▸ **INSTRUCTIONS TO FOLLOW**:
Work out how many lines of this material hold the word "JSON". Write only that number.

▸ **RAW DATA**:
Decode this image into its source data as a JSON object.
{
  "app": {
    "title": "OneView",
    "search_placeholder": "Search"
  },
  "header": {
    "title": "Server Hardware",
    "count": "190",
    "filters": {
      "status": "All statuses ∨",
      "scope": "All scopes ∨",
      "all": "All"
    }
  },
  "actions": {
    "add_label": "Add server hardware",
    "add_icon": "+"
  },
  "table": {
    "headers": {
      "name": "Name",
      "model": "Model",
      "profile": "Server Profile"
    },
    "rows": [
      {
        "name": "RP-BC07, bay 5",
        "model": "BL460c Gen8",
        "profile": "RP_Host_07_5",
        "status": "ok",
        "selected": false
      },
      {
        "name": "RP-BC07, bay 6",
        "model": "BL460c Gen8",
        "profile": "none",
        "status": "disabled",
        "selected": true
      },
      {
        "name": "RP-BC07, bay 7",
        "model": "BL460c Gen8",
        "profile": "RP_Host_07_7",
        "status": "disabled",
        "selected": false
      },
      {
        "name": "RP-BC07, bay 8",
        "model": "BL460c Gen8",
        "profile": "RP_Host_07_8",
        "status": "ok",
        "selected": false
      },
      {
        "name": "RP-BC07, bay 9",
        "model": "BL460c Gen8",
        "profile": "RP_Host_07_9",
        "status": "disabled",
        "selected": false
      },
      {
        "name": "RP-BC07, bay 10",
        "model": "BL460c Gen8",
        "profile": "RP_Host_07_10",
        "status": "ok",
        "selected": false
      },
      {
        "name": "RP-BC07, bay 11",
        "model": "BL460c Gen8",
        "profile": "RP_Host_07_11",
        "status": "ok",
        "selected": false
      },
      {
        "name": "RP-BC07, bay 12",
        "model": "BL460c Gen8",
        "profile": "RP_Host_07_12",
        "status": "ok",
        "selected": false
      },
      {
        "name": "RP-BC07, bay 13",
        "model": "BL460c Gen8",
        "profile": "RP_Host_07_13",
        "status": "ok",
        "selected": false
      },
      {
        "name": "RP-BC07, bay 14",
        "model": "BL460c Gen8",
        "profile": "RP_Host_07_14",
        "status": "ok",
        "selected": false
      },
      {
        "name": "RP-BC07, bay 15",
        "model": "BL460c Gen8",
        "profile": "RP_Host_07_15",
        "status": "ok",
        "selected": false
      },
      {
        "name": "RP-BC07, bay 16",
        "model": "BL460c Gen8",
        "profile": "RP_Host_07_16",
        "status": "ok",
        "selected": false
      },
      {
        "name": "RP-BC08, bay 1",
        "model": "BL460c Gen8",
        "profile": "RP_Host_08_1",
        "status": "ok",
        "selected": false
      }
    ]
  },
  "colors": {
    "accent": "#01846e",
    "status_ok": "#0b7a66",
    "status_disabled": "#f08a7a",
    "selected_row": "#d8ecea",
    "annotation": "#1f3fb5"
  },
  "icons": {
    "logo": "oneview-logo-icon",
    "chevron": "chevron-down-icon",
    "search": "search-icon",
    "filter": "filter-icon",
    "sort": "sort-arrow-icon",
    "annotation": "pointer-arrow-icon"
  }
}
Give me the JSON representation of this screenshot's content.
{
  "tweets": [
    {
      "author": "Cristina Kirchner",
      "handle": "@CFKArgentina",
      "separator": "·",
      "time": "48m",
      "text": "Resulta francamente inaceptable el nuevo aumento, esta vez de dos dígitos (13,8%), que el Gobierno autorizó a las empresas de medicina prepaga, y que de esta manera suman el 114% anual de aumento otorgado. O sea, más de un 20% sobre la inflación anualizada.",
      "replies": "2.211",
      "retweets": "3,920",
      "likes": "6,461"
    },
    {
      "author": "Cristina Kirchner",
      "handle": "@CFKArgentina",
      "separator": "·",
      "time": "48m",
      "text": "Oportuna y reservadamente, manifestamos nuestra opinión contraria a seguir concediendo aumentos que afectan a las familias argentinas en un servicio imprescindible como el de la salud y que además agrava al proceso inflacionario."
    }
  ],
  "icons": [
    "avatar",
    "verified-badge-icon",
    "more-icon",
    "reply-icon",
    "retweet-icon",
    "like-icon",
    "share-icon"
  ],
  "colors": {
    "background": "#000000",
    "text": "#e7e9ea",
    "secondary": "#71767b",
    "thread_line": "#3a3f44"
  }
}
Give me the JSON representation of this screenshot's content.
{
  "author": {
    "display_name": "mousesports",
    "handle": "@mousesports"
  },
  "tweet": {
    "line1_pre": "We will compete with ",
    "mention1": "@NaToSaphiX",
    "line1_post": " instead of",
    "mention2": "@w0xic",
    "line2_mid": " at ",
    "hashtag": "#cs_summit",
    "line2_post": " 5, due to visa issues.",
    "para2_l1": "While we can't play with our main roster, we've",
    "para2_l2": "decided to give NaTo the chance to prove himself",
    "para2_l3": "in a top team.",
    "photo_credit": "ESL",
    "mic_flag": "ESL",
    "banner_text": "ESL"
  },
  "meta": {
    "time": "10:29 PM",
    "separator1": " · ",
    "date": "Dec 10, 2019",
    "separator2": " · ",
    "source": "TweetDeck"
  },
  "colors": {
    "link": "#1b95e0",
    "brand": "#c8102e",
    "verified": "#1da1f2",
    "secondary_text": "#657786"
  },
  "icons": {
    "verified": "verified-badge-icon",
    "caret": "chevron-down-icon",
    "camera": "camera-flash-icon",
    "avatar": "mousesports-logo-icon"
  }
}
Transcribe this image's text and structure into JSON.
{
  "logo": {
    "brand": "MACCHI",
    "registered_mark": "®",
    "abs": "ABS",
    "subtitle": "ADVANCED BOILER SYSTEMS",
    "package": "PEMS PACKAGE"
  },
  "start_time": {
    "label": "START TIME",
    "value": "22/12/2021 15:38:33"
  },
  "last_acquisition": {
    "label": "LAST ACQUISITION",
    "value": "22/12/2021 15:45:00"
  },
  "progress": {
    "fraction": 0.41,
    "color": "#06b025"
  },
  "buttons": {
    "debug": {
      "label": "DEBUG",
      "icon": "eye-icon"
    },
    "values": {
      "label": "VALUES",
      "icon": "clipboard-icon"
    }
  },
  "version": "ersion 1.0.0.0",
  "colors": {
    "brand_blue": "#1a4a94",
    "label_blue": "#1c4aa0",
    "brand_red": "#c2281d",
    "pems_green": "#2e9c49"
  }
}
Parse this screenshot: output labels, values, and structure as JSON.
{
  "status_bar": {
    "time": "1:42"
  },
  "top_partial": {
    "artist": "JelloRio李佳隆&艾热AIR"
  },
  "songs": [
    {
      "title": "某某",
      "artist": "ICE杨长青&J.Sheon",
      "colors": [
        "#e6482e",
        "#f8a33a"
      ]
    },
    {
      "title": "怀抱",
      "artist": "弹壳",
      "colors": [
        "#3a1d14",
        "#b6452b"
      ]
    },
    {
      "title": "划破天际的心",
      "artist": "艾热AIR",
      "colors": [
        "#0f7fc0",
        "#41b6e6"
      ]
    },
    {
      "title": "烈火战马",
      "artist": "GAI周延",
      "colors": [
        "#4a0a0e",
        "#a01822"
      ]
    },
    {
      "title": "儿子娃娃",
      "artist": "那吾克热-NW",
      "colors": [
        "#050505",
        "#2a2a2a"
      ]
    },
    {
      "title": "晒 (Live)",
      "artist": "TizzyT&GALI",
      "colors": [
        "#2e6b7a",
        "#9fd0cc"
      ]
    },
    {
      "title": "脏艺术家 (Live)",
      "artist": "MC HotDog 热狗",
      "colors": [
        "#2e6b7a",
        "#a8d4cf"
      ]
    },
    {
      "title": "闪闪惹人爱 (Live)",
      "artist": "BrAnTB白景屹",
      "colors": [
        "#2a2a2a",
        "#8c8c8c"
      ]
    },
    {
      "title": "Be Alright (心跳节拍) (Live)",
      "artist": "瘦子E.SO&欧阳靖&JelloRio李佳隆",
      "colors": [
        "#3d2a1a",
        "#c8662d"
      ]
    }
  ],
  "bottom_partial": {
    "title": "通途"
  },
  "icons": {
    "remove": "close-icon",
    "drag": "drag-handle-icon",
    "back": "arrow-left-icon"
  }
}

▸ **ANSWER TO THIS EXERCISE**:
5